What the exercise asks: The records underneath are to be printed in full and exactly, with no pictures carried over.
*** Data shown ***
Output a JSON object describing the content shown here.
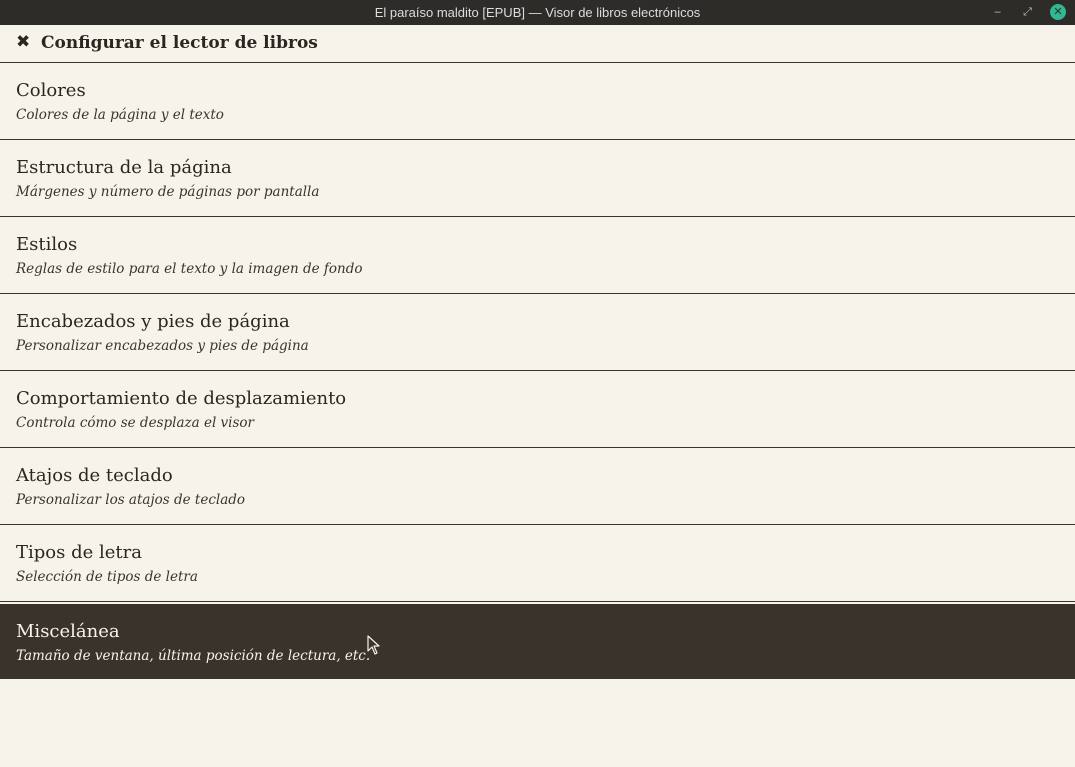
{
  "window": {
    "title": "El paraíso maldito [EPUB] — Visor de libros electrónicos",
    "minimize_glyph": "–",
    "maximize_glyph": "⤢",
    "close_glyph": "✕"
  },
  "header": {
    "close_glyph": "✖",
    "title": "Configurar el lector de libros"
  },
  "items": [
    {
      "name": "Colores",
      "desc": "Colores de la página y el texto"
    },
    {
      "name": "Estructura de la página",
      "desc": "Márgenes y número de páginas por pantalla"
    },
    {
      "name": "Estilos",
      "desc": "Reglas de estilo para el texto y la imagen de fondo"
    },
    {
      "name": "Encabezados y pies de página",
      "desc": "Personalizar encabezados y pies de página"
    },
    {
      "name": "Comportamiento de desplazamiento",
      "desc": "Controla cómo se desplaza el visor"
    },
    {
      "name": "Atajos de teclado",
      "desc": "Personalizar los atajos de teclado"
    },
    {
      "name": "Tipos de letra",
      "desc": "Selección de tipos de letra"
    },
    {
      "name": "Miscelánea",
      "desc": "Tamaño de ventana, última posición de lectura, etc."
    }
  ],
  "colors": {
    "background": "#f6f3ea",
    "selected_background": "#3a332c",
    "titlebar": "#2e2c29",
    "close_button": "#2fb892"
  }
}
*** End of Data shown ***
Your solution:
Output a JSON object describing the content shown here.
{
  "window": {
    "title": "El paraíso maldito [EPUB] — Visor de libros electrónicos",
    "minimize_glyph": "–",
    "maximize_glyph": "⤢",
    "close_glyph": "✕"
  },
  "header": {
    "close_glyph": "✖",
    "title": "Configurar el lector de libros"
  },
  "items": [
    {
      "name": "Colores",
      "desc": "Colores de la página y el texto"
    },
    {
      "name": "Estructura de la página",
      "desc": "Márgenes y número de páginas por pantalla"
    },
    {
      "name": "Estilos",
      "desc": "Reglas de estilo para el texto y la imagen de fondo"
    },
    {
      "name": "Encabezados y pies de página",
      "desc": "Personalizar encabezados y pies de página"
    },
    {
      "name": "Comportamiento de desplazamiento",
      "desc": "Controla cómo se desplaza el visor"
    },
    {
      "name": "Atajos de teclado",
      "desc": "Personalizar los atajos de teclado"
    },
    {
      "name": "Tipos de letra",
      "desc": "Selección de tipos de letra"
    },
    {
      "name": "Miscelánea",
      "desc": "Tamaño de ventana, última posición de lectura, etc."
    }
  ],
  "colors": {
    "background": "#f6f3ea",
    "selected_background": "#3a332c",
    "titlebar": "#2e2c29",
    "close_button": "#2fb892"
  }
}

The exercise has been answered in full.